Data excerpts
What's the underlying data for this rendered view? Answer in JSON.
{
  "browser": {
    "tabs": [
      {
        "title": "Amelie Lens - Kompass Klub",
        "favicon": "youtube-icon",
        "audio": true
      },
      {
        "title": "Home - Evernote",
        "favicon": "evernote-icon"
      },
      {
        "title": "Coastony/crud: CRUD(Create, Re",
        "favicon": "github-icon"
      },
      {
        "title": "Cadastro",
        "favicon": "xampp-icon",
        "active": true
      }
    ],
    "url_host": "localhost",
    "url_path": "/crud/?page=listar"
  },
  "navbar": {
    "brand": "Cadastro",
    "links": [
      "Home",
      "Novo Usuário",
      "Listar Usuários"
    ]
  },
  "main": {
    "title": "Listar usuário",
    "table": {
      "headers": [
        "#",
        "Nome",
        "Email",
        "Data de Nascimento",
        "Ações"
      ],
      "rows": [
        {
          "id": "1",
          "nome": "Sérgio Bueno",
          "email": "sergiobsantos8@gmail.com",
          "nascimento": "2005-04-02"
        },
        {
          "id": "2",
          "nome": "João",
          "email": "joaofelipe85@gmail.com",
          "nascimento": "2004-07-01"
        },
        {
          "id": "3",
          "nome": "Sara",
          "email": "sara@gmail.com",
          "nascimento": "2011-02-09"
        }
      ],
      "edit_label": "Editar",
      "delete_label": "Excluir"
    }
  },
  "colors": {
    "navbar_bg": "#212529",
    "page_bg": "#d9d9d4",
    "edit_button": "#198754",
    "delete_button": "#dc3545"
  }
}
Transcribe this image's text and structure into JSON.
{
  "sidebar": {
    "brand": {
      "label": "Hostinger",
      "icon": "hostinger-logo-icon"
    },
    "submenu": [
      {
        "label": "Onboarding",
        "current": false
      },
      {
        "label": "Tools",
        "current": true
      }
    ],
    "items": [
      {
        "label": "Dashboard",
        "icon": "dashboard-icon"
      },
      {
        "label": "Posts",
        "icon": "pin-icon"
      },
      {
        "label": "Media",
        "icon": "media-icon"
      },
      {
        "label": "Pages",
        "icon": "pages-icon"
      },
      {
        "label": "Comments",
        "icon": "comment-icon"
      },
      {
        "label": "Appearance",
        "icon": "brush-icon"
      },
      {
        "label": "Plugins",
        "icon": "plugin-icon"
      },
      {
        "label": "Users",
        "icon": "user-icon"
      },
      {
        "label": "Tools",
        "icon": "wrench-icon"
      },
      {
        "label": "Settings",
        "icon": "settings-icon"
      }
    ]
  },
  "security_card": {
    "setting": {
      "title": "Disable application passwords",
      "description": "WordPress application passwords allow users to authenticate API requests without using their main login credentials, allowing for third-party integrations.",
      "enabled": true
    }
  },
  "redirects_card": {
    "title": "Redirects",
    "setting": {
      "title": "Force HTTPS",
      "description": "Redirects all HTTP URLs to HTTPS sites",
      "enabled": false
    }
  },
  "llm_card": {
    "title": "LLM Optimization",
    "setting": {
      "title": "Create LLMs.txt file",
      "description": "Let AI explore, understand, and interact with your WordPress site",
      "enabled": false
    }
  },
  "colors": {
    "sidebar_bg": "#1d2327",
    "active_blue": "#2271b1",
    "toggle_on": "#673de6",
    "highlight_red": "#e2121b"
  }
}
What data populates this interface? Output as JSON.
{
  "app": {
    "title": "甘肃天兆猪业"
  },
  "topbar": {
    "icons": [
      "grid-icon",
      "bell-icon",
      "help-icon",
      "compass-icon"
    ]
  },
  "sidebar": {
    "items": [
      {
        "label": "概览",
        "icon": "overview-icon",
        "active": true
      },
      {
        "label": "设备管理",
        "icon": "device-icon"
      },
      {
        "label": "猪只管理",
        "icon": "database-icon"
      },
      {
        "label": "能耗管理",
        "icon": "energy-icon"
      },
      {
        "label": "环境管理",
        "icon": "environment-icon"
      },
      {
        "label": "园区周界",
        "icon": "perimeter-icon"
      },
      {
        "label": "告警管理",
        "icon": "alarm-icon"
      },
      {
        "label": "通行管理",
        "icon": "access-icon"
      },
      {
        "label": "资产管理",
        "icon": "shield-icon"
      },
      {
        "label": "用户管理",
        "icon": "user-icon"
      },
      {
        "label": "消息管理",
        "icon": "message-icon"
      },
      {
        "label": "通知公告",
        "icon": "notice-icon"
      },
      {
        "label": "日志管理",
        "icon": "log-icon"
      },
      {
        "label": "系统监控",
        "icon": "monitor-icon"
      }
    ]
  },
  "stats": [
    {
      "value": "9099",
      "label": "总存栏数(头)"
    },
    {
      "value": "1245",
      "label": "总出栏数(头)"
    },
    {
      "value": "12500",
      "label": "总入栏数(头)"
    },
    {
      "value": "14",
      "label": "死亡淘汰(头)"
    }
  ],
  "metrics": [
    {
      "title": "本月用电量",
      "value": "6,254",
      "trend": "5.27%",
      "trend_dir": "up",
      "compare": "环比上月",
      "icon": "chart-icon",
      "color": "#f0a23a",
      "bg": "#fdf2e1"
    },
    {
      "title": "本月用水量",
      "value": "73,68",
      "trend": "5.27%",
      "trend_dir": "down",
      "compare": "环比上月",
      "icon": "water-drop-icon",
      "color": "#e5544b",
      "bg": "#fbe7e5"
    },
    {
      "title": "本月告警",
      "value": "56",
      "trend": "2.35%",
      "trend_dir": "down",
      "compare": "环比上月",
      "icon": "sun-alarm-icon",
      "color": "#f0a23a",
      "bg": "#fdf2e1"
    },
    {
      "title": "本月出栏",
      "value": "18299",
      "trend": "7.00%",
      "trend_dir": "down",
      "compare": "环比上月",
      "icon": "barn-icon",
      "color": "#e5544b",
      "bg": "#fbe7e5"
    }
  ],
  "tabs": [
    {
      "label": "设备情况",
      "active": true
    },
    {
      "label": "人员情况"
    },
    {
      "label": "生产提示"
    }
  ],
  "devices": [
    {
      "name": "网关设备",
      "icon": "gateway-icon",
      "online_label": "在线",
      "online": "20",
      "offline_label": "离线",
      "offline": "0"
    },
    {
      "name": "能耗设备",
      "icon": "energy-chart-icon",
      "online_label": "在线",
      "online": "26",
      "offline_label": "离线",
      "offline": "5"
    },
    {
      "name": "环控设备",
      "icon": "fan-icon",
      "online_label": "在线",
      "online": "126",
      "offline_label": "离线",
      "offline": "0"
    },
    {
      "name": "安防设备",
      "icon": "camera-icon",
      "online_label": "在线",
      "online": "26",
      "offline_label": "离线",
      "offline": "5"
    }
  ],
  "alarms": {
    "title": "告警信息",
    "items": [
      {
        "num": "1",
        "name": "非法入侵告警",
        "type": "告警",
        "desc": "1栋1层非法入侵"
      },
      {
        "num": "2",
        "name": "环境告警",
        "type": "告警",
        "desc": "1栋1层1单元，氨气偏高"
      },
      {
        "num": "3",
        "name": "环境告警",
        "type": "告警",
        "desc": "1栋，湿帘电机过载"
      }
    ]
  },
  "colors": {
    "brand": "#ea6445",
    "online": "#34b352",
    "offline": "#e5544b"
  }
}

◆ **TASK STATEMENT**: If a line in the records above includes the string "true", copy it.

◆ **RESULT OF THE TASK**:
        "audio": true
        "active": true
        "current": true
      "enabled": true
        "active": true
      "active": true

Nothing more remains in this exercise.